Tell how many lines of the data include the word "name". Nothing but the number belongs in the answer.

*** Opening of DATA UNDER STUDY ***

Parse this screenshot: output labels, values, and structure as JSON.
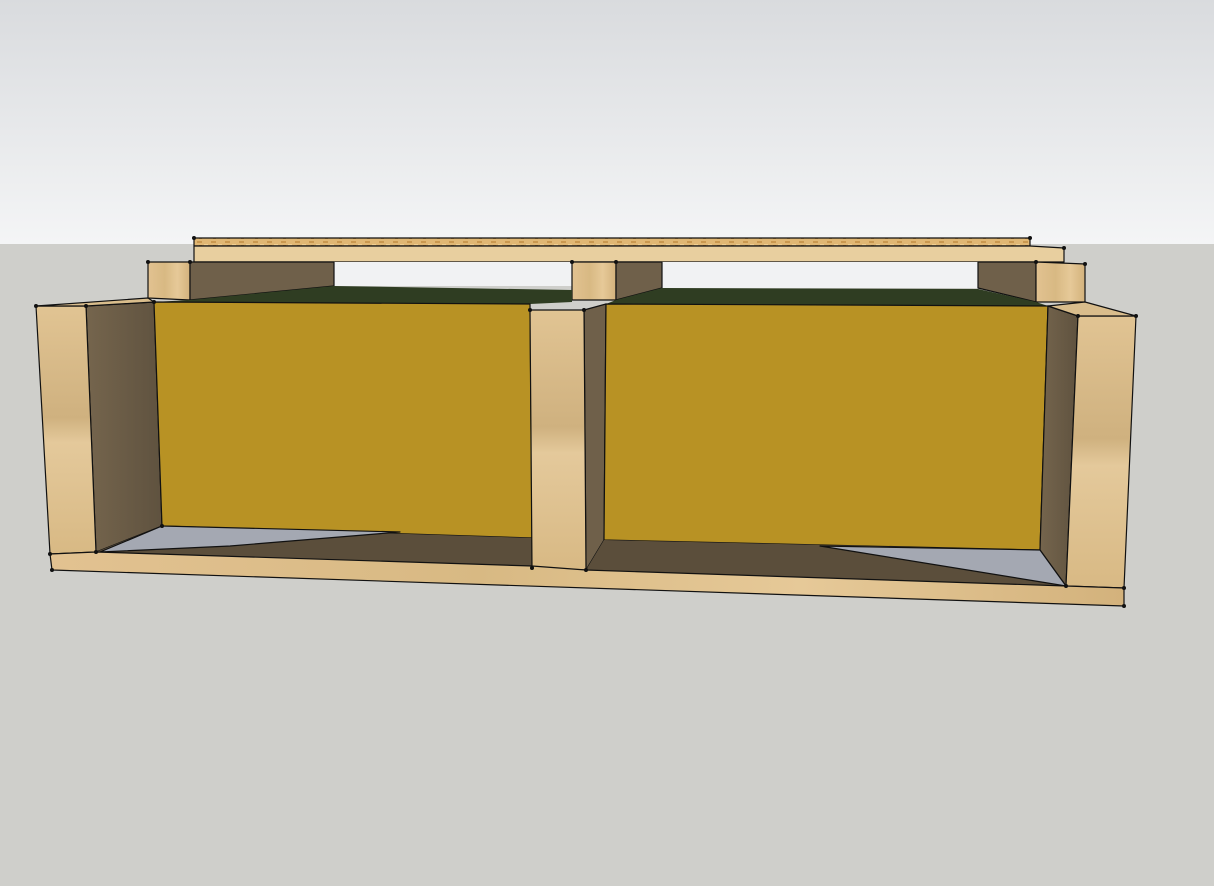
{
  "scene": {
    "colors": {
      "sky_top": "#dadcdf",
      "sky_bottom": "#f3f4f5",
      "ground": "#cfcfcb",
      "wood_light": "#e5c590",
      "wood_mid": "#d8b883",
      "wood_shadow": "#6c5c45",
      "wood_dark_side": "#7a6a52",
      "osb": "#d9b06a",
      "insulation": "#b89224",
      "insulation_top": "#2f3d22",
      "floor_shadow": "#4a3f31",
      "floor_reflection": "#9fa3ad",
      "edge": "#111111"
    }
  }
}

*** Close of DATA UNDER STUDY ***
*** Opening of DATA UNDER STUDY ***

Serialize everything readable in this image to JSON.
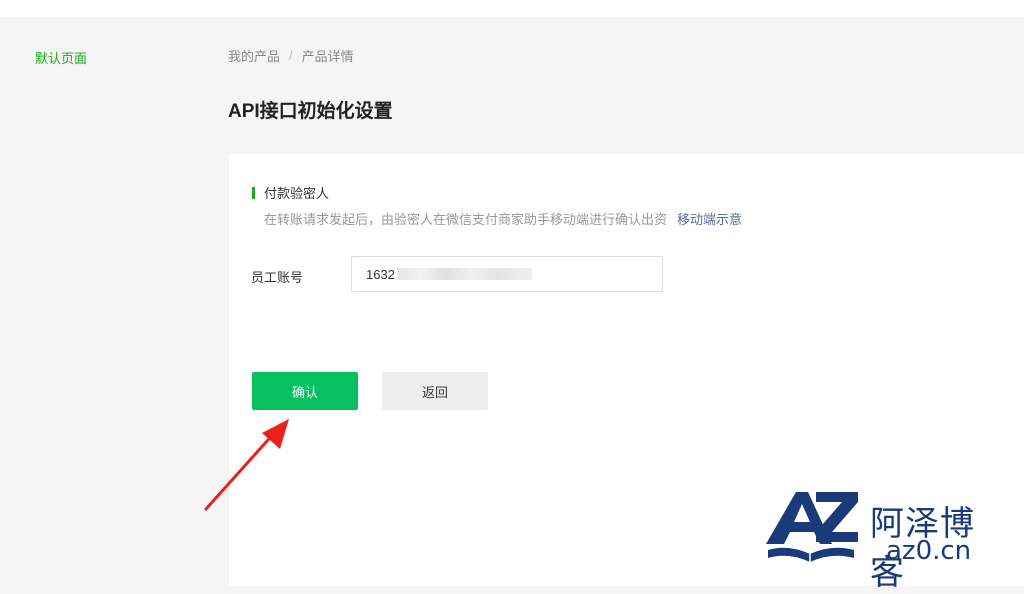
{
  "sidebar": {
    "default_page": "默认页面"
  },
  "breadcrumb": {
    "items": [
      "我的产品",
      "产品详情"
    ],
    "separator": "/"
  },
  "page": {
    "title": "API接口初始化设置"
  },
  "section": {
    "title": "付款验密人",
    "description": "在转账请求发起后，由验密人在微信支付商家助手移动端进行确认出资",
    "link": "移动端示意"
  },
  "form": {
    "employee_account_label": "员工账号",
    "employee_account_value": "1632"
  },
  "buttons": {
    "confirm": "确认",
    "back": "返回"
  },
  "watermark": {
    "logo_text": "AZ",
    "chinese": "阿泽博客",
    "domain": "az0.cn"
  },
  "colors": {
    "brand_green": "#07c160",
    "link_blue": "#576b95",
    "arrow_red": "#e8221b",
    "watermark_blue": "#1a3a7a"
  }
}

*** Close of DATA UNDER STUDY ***
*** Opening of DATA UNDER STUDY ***

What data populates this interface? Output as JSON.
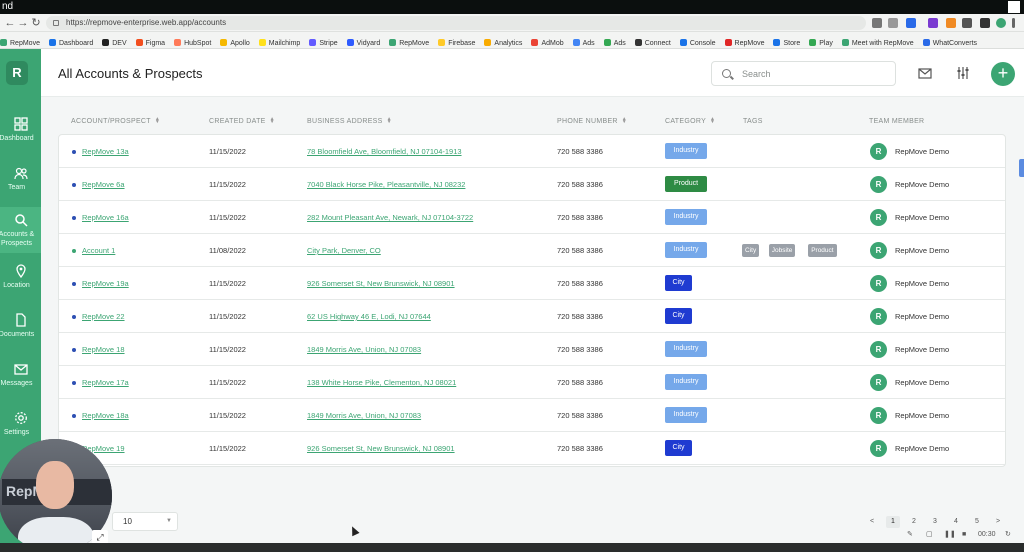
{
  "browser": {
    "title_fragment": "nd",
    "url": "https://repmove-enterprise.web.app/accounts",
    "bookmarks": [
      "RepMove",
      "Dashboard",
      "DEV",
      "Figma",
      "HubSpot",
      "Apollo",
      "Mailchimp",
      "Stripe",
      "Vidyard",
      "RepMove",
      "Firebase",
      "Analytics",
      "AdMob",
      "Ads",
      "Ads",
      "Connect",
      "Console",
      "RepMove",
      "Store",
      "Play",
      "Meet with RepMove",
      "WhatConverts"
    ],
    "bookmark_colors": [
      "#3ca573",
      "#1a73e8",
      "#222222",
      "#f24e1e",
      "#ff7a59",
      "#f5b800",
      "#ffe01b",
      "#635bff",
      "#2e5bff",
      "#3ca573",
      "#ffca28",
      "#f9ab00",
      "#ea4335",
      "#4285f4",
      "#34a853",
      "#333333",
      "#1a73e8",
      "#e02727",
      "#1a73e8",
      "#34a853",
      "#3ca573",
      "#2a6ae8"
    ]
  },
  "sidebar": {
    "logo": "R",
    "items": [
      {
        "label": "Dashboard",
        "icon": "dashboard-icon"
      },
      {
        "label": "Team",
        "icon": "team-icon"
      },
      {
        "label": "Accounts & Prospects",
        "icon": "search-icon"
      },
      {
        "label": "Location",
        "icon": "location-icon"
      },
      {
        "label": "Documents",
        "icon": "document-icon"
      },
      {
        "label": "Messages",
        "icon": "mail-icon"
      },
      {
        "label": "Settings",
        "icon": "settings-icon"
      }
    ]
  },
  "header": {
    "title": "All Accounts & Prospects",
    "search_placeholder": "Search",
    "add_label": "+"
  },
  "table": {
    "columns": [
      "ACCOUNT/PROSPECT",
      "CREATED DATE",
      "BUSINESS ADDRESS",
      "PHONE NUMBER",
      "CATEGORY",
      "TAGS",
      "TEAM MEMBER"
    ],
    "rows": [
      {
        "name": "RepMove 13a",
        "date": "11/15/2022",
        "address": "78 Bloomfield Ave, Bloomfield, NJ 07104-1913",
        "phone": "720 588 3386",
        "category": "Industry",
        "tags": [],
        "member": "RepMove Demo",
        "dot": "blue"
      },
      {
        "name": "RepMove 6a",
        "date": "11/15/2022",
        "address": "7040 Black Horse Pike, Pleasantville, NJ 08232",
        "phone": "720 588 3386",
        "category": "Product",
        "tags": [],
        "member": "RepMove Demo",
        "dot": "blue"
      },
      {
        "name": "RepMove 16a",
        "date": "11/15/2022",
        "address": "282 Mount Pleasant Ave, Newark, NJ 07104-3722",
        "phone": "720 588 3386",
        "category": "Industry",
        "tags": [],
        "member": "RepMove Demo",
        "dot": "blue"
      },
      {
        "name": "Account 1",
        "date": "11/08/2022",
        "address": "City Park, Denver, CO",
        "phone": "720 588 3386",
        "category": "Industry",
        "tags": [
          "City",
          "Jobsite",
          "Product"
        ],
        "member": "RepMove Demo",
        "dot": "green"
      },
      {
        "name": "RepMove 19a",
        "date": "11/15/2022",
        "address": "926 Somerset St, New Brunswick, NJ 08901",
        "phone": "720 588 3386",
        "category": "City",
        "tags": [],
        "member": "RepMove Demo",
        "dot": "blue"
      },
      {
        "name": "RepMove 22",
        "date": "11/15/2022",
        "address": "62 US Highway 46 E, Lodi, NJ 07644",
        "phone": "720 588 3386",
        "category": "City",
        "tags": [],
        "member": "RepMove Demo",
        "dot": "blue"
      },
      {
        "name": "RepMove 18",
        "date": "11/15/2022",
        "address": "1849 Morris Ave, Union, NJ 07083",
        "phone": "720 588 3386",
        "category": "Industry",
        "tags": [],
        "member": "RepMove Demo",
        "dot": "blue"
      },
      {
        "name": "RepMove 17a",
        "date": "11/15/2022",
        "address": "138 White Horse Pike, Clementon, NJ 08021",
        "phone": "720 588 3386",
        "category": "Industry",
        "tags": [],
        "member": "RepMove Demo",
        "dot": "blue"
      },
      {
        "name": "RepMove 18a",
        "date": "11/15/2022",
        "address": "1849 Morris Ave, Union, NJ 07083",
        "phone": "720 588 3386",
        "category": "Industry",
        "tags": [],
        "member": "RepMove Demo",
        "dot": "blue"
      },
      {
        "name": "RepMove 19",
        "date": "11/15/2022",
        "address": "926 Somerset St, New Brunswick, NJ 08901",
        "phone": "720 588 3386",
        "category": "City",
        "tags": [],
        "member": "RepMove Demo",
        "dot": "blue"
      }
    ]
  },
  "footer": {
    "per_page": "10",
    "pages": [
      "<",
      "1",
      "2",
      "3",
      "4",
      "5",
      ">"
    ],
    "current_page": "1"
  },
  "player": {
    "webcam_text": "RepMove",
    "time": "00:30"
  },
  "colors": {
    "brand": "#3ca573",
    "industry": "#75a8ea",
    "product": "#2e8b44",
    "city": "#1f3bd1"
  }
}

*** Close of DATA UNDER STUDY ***

• EXERCISE SOLUTION:
10